I created this game as part of our “Sword in the Stone” movie activities. I thought it deserved it’s own post because it was so much fun!

Game play is really simple, and it balances out so even the little players have a chance of being ‘It’ and of tagging others. This is key in our family where our oldest kiddo is now almost faster than I am!

The only equipment you need is a ‘Tail’ of sorts – we used a length of wire edged ribbon I had laying around.

  • The Wolf gets the Tail and tucks it into the back (or side) of their shorts.
  • Game play starts with the Wolf on one side of the centre line and the Prey on the other side – this is important!
  • The Wolf starts the game by running after the Prey.
  • If the Wolf tags someone, that person freezes.
  • Other Prey can unfreeze someone by tagging them again.
  • If the Wolf freezes everyone, then that Wolf wins that round, and the last person tagged is the new Wolf.
  • Game starts over with the Wolf on one side and the Prey on the other.
  • While the Wolf is trying to tag the Prey, the Prey is trying to get the wolf’s Tail.
  • If a Prey gets the Wolf’s tail then that person becomes the new Wolf and game play resets on opposite sides.

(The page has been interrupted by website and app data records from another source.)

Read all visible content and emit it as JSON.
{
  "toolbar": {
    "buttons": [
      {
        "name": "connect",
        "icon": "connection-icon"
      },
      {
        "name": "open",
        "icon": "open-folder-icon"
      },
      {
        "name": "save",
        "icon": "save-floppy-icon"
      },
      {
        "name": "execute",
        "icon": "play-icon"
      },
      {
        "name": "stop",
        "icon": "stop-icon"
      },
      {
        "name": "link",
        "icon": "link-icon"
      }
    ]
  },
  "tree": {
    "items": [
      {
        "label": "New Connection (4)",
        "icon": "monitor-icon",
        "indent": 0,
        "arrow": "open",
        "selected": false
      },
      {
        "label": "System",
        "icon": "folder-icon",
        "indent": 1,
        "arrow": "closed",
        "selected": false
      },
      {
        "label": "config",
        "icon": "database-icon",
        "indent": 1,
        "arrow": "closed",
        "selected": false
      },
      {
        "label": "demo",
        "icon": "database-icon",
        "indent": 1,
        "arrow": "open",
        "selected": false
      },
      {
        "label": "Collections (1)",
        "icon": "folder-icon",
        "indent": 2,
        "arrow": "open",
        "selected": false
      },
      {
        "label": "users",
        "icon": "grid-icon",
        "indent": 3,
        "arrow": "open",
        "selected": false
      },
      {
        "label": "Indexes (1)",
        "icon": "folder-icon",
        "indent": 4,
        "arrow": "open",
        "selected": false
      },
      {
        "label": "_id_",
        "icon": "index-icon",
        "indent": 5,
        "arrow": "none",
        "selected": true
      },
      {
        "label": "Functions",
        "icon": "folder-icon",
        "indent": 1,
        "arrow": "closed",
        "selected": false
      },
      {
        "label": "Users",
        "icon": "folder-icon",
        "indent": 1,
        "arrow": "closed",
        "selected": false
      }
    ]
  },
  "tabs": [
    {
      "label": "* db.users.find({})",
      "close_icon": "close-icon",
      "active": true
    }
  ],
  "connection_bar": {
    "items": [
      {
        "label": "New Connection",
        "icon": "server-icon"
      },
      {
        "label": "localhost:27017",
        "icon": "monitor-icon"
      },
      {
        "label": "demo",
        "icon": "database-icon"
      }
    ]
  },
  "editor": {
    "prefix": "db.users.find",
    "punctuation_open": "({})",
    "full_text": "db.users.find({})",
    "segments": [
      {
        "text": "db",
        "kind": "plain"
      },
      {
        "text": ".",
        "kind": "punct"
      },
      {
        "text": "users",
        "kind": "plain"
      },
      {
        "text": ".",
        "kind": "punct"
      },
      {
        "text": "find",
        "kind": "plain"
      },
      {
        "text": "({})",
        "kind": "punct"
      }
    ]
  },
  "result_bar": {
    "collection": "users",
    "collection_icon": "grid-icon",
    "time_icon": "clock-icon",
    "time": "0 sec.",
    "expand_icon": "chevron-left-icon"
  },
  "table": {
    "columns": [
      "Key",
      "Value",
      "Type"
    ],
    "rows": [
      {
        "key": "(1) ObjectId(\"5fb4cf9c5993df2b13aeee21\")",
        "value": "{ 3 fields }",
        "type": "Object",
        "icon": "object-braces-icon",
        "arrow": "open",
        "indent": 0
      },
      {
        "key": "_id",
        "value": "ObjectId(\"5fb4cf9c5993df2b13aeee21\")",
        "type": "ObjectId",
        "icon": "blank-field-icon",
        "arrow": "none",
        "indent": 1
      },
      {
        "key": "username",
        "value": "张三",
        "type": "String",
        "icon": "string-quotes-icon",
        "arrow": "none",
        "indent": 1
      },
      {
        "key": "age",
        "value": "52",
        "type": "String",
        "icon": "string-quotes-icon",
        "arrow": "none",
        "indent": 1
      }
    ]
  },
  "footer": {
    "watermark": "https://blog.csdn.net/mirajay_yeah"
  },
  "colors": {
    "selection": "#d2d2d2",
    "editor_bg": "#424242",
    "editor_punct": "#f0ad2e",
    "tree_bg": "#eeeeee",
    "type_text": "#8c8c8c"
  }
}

This game allows everyone to be ‘it’ at the same time, everyone is chasing someone else and helping each other. We had so much fun and even had other people want to join in!